flOw is a rather accurate recreation of the PS3 title -- an impressive feat, considering the reduced processing capabilities of the handheld. Just like the PSN original, flOw will look and feel unlike anything else on the system. However, those that have played the original will find little reason to revisit the title, and many may find the technical shortcomings of this SuperVillian-developed effort to be an ebb to an otherwise engrossing experience.
To truly appreciate flOw, one must accept the fact that the game is not about a goal, it's about a journey. Each of the five levels can be completed in five minutes, or thirty. It's all up to the player and how they'd like to progress. Players are given a creature and must simple eat the other creatures they encounter. As players consume more, they expand in size, health and capabilities. Players do have health, typically represented by circular orbs within their creature's body. Those are the targets players must consume when facing hostile creatures.
Each creature in the game has its own behavior, and players will spend some time learning the best strategies against each enemy type. When players want to progress further into a level, they must simply eat the red orb to go further into the darkened abyss. Larger, more menacing creatures will await, until players discover the next unlockable character/level.
It's true, one can simply hit every red orb and get to the end of each level rather quickly. But what's the point? The joy of the game comes from seeing your creatures grow, and learning how to best use their powers. The later creatures are truly frightening. The first creature you get access to has almost no special powers. However, you'll get creatures that can perform boosts, spin to lure in small creatures. Our favorite creature is the fourth: it'll let you phase in and out, and will let you poison other creatures. You will be unstoppable.
The PSP port does a great job of looking and sounding like its PS3 counterpart. However, it's clear that things had to be watered down for the handheld. There's some great particle and lighting effects on display, but creatures have clear aliasing problems. Worse still, the framerate suffers quite a bit, especially in more crowded areas. For a game that's all about immersion, the choppy framerate does a good job of disrupting the "flow."
What is improved is the sound: popping a pair of headphones makes the experience a truly absorbing one. The music and sounds come to further life on the handheld, and it feels far more prominent and intimate than in the console version.

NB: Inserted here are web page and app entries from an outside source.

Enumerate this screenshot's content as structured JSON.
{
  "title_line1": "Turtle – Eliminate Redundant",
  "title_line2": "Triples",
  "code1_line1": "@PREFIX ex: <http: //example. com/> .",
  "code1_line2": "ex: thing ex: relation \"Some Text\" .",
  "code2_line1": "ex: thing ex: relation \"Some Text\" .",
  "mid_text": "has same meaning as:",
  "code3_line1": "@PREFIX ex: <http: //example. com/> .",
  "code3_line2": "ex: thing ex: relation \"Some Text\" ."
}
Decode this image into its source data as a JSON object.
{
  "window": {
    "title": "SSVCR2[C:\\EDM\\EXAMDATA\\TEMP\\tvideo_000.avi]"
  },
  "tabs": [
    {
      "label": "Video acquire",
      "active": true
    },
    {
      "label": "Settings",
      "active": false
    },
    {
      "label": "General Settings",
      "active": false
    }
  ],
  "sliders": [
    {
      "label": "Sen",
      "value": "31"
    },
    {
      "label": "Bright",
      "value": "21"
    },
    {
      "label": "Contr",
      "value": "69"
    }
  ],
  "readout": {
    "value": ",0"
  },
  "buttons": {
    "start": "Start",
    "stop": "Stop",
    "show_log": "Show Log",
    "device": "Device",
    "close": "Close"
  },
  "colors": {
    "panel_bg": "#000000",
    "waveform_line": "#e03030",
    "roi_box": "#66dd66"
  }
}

Regardless of the technical shortcomings, it's still a good looking game, thanks to its innovative style. Those that missed the PS3 version will find that flOw looks unlike any other game out there -- it's quite unique, especially for a handheld title.
Is flOw for everyone? Certainly not. There are those that will simply not "get" what the game is trying to achieve. It's not really action-packed, nor does it feature a lot of content. Even those that take it slowly will only be able to get a handful of hours of gameplay out of this downloadable. The gameplay is rather simplistic, but that's part of its allure.
We applaud Sony for bringing this title to PSP. We really hope it's the beginning of a long line of downloadable titles for the system. It may not be a perfect port of the PS3 title, but it still does a great job of offering a unique, soothing experience on the go. If you missed the PS3 version, and feel like trying something different from the norm, give flOw a shot. For only $8, it's worth taking a chance.
PSP Fanboy score: 7.0